Writing about supernatural creatures and events has its own peculiar challenges. Beginning writers know that the biggest hurdle is trying to inject humanity into those creatures, and that’s where they almost always go wrong. Humanity cannot be injected into or imposed upon characters; it has to spring organically. The reader has to see it, feel it, and know it. Having read much of Alex Jeffers’s previous work, I knew that wouldn’t be a problem for him. That Door is a Mischief may have one foot planted in Fairyland, but it has a very human heart.
Liam Shea is a fairy–the kind with golden eyes, green blood, dragonfly wings, and an adverse reaction to iron. Gay? Well, he might be that as well. His dads, now split up, definitely are. Through an episodic series of linked short stories, we follow Liam from childhood to adolescence to what might or might not be death as he finds love and family and walks between fairyland and our world.

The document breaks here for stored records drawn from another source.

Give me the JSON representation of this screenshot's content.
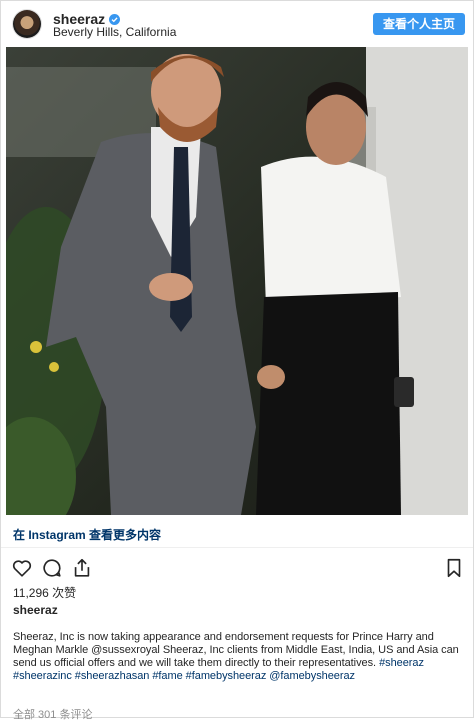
{
  "header": {
    "username": "sheeraz",
    "location": "Beverly Hills, California",
    "view_profile_label": "查看个人主页"
  },
  "icons": {
    "verified": "verified-badge-icon",
    "like": "heart-icon",
    "comment": "comment-icon",
    "share": "share-icon",
    "save": "bookmark-icon"
  },
  "post": {
    "instagram_link": "在 Instagram 查看更多内容",
    "likes": "11,296 次赞",
    "owner": "sheeraz",
    "caption": "Sheeraz, Inc is now taking appearance and endorsement requests for Prince Harry and Meghan Markle @sussexroyal Sheeraz, Inc clients from Middle East, India, US and Asia can send us official offers and we will take them directly to their representatives.",
    "hashtags": "#sheeraz #sheerazinc #sheerazhasan #fame #famebysheeraz @famebysheeraz",
    "comments": "全部 301 条评论"
  },
  "colors": {
    "accent": "#3897f0",
    "link": "#003569",
    "muted": "#8e8e8e"
  }
}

The first three installments: “The Wild Fairy,” “The Ordinary Boy,” and “His Dads” lay the foundation by exploring Liam’s origins (a baby who died during birth but was switched out with a fairy changeling) and his difficult adolescence due to any number of differences distinguishing him from his friends. One might assume the book continues to be an interesting exercise into fantasy. With “The Changeling,” however, another far darker dimension opens up. Liam’s fairy puberty results in a type of pon farr, and his sexual awakening turns both polyamorous (he mates with both a male and a female human who have been turned out of the fairy world for some transgressions) and violent as the male dies and his body deposited through the doorway into fairyland.
From here on out, Liam straddles the border between his world and ours. Along the way, he falls in love, marries, divorces and remarries a man who bullied him as a boy, finds himself a pornographer as well as a gardener, takes care of foundlings society has washed up on their doorstep, and becomes a frequent visitor to the other land, which seems to repel him as much as attract him. I tried to pull a paragraph or two from the sections describing these lands but found they required context for their power. That said, Jeffers has a remarkable talent for setting that otherworldly scene. His prose is literary yet accessible and not pedantic.
More importantly, his characters never become caricatures. They never lose their essential human qualities, so they never seem less than universal. And he never loses sight of his characters. In the last installment, “His Husband,” the number of offspring by marriage and/or relationships threatens to overwhelm, but Jeffers reins it back just in time, delivering a finale as dramatic as it is satisfying. That Door is a Mischief is a remarkable read full of magic, wonder, and terrible beauty. Highly recommended.
© 2015 Jerry L. Wheeler